#### [Your instructions]
What this exercise calls for is an exact copy of the data.

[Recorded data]

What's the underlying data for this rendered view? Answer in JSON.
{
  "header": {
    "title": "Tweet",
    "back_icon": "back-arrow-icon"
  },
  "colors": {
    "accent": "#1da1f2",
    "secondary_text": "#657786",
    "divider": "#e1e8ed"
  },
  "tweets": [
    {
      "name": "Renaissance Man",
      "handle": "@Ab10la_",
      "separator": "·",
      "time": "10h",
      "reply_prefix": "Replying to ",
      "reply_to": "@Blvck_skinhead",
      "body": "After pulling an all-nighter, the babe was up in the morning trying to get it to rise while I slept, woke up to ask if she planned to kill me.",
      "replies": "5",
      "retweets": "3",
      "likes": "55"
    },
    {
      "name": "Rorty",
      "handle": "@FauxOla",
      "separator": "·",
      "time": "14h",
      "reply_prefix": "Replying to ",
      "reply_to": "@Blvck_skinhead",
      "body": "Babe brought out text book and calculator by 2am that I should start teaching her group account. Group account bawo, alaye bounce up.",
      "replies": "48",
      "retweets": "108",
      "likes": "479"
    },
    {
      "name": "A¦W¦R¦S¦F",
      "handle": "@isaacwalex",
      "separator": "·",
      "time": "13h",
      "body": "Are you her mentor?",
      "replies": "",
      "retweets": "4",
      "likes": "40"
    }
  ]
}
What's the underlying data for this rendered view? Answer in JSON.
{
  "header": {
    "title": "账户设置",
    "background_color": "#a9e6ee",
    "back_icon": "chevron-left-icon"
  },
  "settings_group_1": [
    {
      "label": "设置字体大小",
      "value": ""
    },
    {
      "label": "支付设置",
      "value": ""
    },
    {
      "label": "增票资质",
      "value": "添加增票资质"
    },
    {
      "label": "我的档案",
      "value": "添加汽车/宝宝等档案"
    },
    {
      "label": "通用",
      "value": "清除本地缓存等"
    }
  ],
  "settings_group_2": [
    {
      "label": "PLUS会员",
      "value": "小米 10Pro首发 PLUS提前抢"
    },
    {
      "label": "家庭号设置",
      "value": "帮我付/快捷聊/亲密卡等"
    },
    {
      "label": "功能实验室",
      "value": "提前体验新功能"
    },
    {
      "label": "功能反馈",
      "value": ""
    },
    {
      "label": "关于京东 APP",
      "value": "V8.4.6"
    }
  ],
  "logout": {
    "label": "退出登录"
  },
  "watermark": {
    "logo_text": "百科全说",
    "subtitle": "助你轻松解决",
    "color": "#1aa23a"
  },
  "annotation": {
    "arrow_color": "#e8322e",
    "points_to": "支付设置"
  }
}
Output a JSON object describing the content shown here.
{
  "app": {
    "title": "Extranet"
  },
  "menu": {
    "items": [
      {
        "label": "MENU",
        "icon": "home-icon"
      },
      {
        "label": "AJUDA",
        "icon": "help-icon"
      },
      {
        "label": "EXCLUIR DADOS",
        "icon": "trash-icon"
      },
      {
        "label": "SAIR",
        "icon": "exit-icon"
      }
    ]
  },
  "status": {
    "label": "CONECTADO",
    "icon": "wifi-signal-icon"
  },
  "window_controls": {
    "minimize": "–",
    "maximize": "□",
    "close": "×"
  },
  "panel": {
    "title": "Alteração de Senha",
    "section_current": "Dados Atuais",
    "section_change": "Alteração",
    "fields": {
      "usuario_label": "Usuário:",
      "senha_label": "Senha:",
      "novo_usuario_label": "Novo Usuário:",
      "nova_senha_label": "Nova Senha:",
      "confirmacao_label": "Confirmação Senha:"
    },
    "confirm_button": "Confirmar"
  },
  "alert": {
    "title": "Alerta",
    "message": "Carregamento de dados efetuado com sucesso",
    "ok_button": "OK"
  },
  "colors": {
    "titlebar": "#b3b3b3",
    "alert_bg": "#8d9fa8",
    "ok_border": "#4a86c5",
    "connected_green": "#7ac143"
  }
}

#### [Expected answer]
What's the underlying data for this rendered view? Answer in JSON.
{
  "header": {
    "title": "Tweet",
    "back_icon": "back-arrow-icon"
  },
  "colors": {
    "accent": "#1da1f2",
    "secondary_text": "#657786",
    "divider": "#e1e8ed"
  },
  "tweets": [
    {
      "name": "Renaissance Man",
      "handle": "@Ab10la_",
      "separator": "·",
      "time": "10h",
      "reply_prefix": "Replying to ",
      "reply_to": "@Blvck_skinhead",
      "body": "After pulling an all-nighter, the babe was up in the morning trying to get it to rise while I slept, woke up to ask if she planned to kill me.",
      "replies": "5",
      "retweets": "3",
      "likes": "55"
    },
    {
      "name": "Rorty",
      "handle": "@FauxOla",
      "separator": "·",
      "time": "14h",
      "reply_prefix": "Replying to ",
      "reply_to": "@Blvck_skinhead",
      "body": "Babe brought out text book and calculator by 2am that I should start teaching her group account. Group account bawo, alaye bounce up.",
      "replies": "48",
      "retweets": "108",
      "likes": "479"
    },
    {
      "name": "A¦W¦R¦S¦F",
      "handle": "@isaacwalex",
      "separator": "·",
      "time": "13h",
      "body": "Are you her mentor?",
      "replies": "",
      "retweets": "4",
      "likes": "40"
    }
  ]
}
What's the underlying data for this rendered view? Answer in JSON.
{
  "header": {
    "title": "账户设置",
    "background_color": "#a9e6ee",
    "back_icon": "chevron-left-icon"
  },
  "settings_group_1": [
    {
      "label": "设置字体大小",
      "value": ""
    },
    {
      "label": "支付设置",
      "value": ""
    },
    {
      "label": "增票资质",
      "value": "添加增票资质"
    },
    {
      "label": "我的档案",
      "value": "添加汽车/宝宝等档案"
    },
    {
      "label": "通用",
      "value": "清除本地缓存等"
    }
  ],
  "settings_group_2": [
    {
      "label": "PLUS会员",
      "value": "小米 10Pro首发 PLUS提前抢"
    },
    {
      "label": "家庭号设置",
      "value": "帮我付/快捷聊/亲密卡等"
    },
    {
      "label": "功能实验室",
      "value": "提前体验新功能"
    },
    {
      "label": "功能反馈",
      "value": ""
    },
    {
      "label": "关于京东 APP",
      "value": "V8.4.6"
    }
  ],
  "logout": {
    "label": "退出登录"
  },
  "watermark": {
    "logo_text": "百科全说",
    "subtitle": "助你轻松解决",
    "color": "#1aa23a"
  },
  "annotation": {
    "arrow_color": "#e8322e",
    "points_to": "支付设置"
  }
}
Output a JSON object describing the content shown here.
{
  "app": {
    "title": "Extranet"
  },
  "menu": {
    "items": [
      {
        "label": "MENU",
        "icon": "home-icon"
      },
      {
        "label": "AJUDA",
        "icon": "help-icon"
      },
      {
        "label": "EXCLUIR DADOS",
        "icon": "trash-icon"
      },
      {
        "label": "SAIR",
        "icon": "exit-icon"
      }
    ]
  },
  "status": {
    "label": "CONECTADO",
    "icon": "wifi-signal-icon"
  },
  "window_controls": {
    "minimize": "–",
    "maximize": "□",
    "close": "×"
  },
  "panel": {
    "title": "Alteração de Senha",
    "section_current": "Dados Atuais",
    "section_change": "Alteração",
    "fields": {
      "usuario_label": "Usuário:",
      "senha_label": "Senha:",
      "novo_usuario_label": "Novo Usuário:",
      "nova_senha_label": "Nova Senha:",
      "confirmacao_label": "Confirmação Senha:"
    },
    "confirm_button": "Confirmar"
  },
  "alert": {
    "title": "Alerta",
    "message": "Carregamento de dados efetuado com sucesso",
    "ok_button": "OK"
  },
  "colors": {
    "titlebar": "#b3b3b3",
    "alert_bg": "#8d9fa8",
    "ok_border": "#4a86c5",
    "connected_green": "#7ac143"
  }
}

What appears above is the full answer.